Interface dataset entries
***

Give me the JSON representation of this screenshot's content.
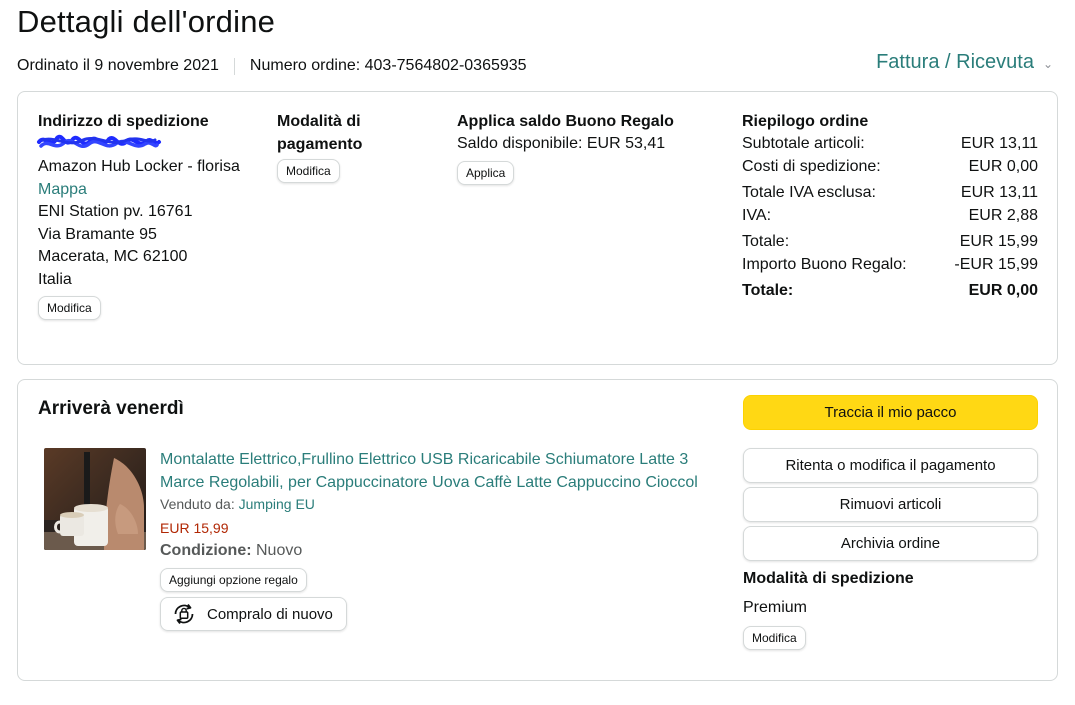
{
  "page": {
    "title": "Dettagli dell'ordine",
    "ordered_on": "Ordinato il 9 novembre 2021",
    "order_number": "Numero ordine: 403-7564802-0365935",
    "invoice_link": "Fattura / Ricevuta"
  },
  "shipping": {
    "header": "Indirizzo di spedizione",
    "line1": "Amazon Hub Locker - florisa",
    "map_link": "Mappa",
    "line2": "ENI Station pv. 16761",
    "line3": "Via Bramante 95",
    "line4": "Macerata, MC 62100",
    "line5": "Italia",
    "edit_label": "Modifica"
  },
  "payment": {
    "header_line1": "Modalità di",
    "header_line2": "pagamento",
    "edit_label": "Modifica"
  },
  "gift": {
    "header": "Applica saldo Buono Regalo",
    "balance": "Saldo disponibile: EUR 53,41",
    "apply_label": "Applica"
  },
  "summary": {
    "header": "Riepilogo ordine",
    "rows": [
      {
        "label": "Subtotale articoli:",
        "value": "EUR 13,11"
      },
      {
        "label": "Costi di spedizione:",
        "value": "EUR 0,00"
      },
      {
        "label": "Totale IVA esclusa:",
        "value": "EUR 13,11"
      },
      {
        "label": "IVA:",
        "value": "EUR 2,88"
      },
      {
        "label": "Totale:",
        "value": "EUR 15,99"
      },
      {
        "label": "Importo Buono Regalo:",
        "value": "-EUR 15,99"
      },
      {
        "label": "Totale:",
        "value": "EUR 0,00"
      }
    ]
  },
  "delivery": {
    "title": "Arriverà venerdì",
    "product_title": "Montalatte Elettrico,Frullino Elettrico USB Ricaricabile Schiumatore Latte 3 Marce Regolabili, per Cappuccinatore Uova Caffè Latte Cappuccino Cioccol",
    "sold_by_label": "Venduto da:",
    "seller": "Jumping EU",
    "price": "EUR 15,99",
    "condition_label": "Condizione:",
    "condition_value": "Nuovo",
    "gift_option": "Aggiungi opzione regalo",
    "buy_again": "Compralo di nuovo",
    "track_button": "Traccia il mio pacco",
    "retry_payment_button": "Ritenta o modifica il pagamento",
    "remove_items_button": "Rimuovi articoli",
    "archive_button": "Archivia ordine",
    "shipping_mode_header": "Modalità di spedizione",
    "shipping_mode_value": "Premium",
    "shipping_mode_edit": "Modifica"
  },
  "colors": {
    "link": "#2a7d7a",
    "price": "#b12704",
    "primary_button": "#ffd814",
    "border": "#d5d9d9"
  }
}
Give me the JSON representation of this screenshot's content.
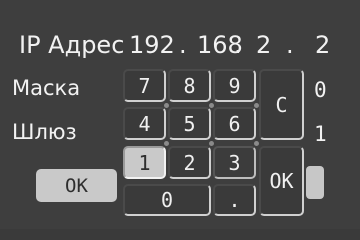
{
  "header": {
    "ip_label": "IP Адрес",
    "ip_octets": [
      "192",
      "168",
      "2",
      "2"
    ],
    "ip_separator": "."
  },
  "fields": {
    "mask_label": "Маска",
    "mask_value": "0",
    "gateway_label": "Шлюз",
    "gateway_value": "1"
  },
  "keypad": {
    "keys": [
      "7",
      "8",
      "9",
      "4",
      "5",
      "6",
      "1",
      "2",
      "3",
      "0",
      "."
    ],
    "clear_label": "C",
    "ok_label": "OK"
  },
  "left_ok_label": "OK"
}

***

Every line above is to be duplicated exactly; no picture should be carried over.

Finished task →
Give me the JSON representation of this screenshot's content.
{
  "page": {
    "title": "Dettagli dell'ordine",
    "ordered_on": "Ordinato il 9 novembre 2021",
    "order_number": "Numero ordine: 403-7564802-0365935",
    "invoice_link": "Fattura / Ricevuta"
  },
  "shipping": {
    "header": "Indirizzo di spedizione",
    "line1": "Amazon Hub Locker - florisa",
    "map_link": "Mappa",
    "line2": "ENI Station pv. 16761",
    "line3": "Via Bramante 95",
    "line4": "Macerata, MC 62100",
    "line5": "Italia",
    "edit_label": "Modifica"
  },
  "payment": {
    "header_line1": "Modalità di",
    "header_line2": "pagamento",
    "edit_label": "Modifica"
  },
  "gift": {
    "header": "Applica saldo Buono Regalo",
    "balance": "Saldo disponibile: EUR 53,41",
    "apply_label": "Applica"
  },
  "summary": {
    "header": "Riepilogo ordine",
    "rows": [
      {
        "label": "Subtotale articoli:",
        "value": "EUR 13,11"
      },
      {
        "label": "Costi di spedizione:",
        "value": "EUR 0,00"
      },
      {
        "label": "Totale IVA esclusa:",
        "value": "EUR 13,11"
      },
      {
        "label": "IVA:",
        "value": "EUR 2,88"
      },
      {
        "label": "Totale:",
        "value": "EUR 15,99"
      },
      {
        "label": "Importo Buono Regalo:",
        "value": "-EUR 15,99"
      },
      {
        "label": "Totale:",
        "value": "EUR 0,00"
      }
    ]
  },
  "delivery": {
    "title": "Arriverà venerdì",
    "product_title": "Montalatte Elettrico,Frullino Elettrico USB Ricaricabile Schiumatore Latte 3 Marce Regolabili, per Cappuccinatore Uova Caffè Latte Cappuccino Cioccol",
    "sold_by_label": "Venduto da:",
    "seller": "Jumping EU",
    "price": "EUR 15,99",
    "condition_label": "Condizione:",
    "condition_value": "Nuovo",
    "gift_option": "Aggiungi opzione regalo",
    "buy_again": "Compralo di nuovo",
    "track_button": "Traccia il mio pacco",
    "retry_payment_button": "Ritenta o modifica il pagamento",
    "remove_items_button": "Rimuovi articoli",
    "archive_button": "Archivia ordine",
    "shipping_mode_header": "Modalità di spedizione",
    "shipping_mode_value": "Premium",
    "shipping_mode_edit": "Modifica"
  },
  "colors": {
    "link": "#2a7d7a",
    "price": "#b12704",
    "primary_button": "#ffd814",
    "border": "#d5d9d9"
  }
}
Give me the JSON representation of this screenshot's content.
{
  "header": {
    "ip_label": "IP Адрес",
    "ip_octets": [
      "192",
      "168",
      "2",
      "2"
    ],
    "ip_separator": "."
  },
  "fields": {
    "mask_label": "Маска",
    "mask_value": "0",
    "gateway_label": "Шлюз",
    "gateway_value": "1"
  },
  "keypad": {
    "keys": [
      "7",
      "8",
      "9",
      "4",
      "5",
      "6",
      "1",
      "2",
      "3",
      "0",
      "."
    ],
    "clear_label": "C",
    "ok_label": "OK"
  },
  "left_ok_label": "OK"
}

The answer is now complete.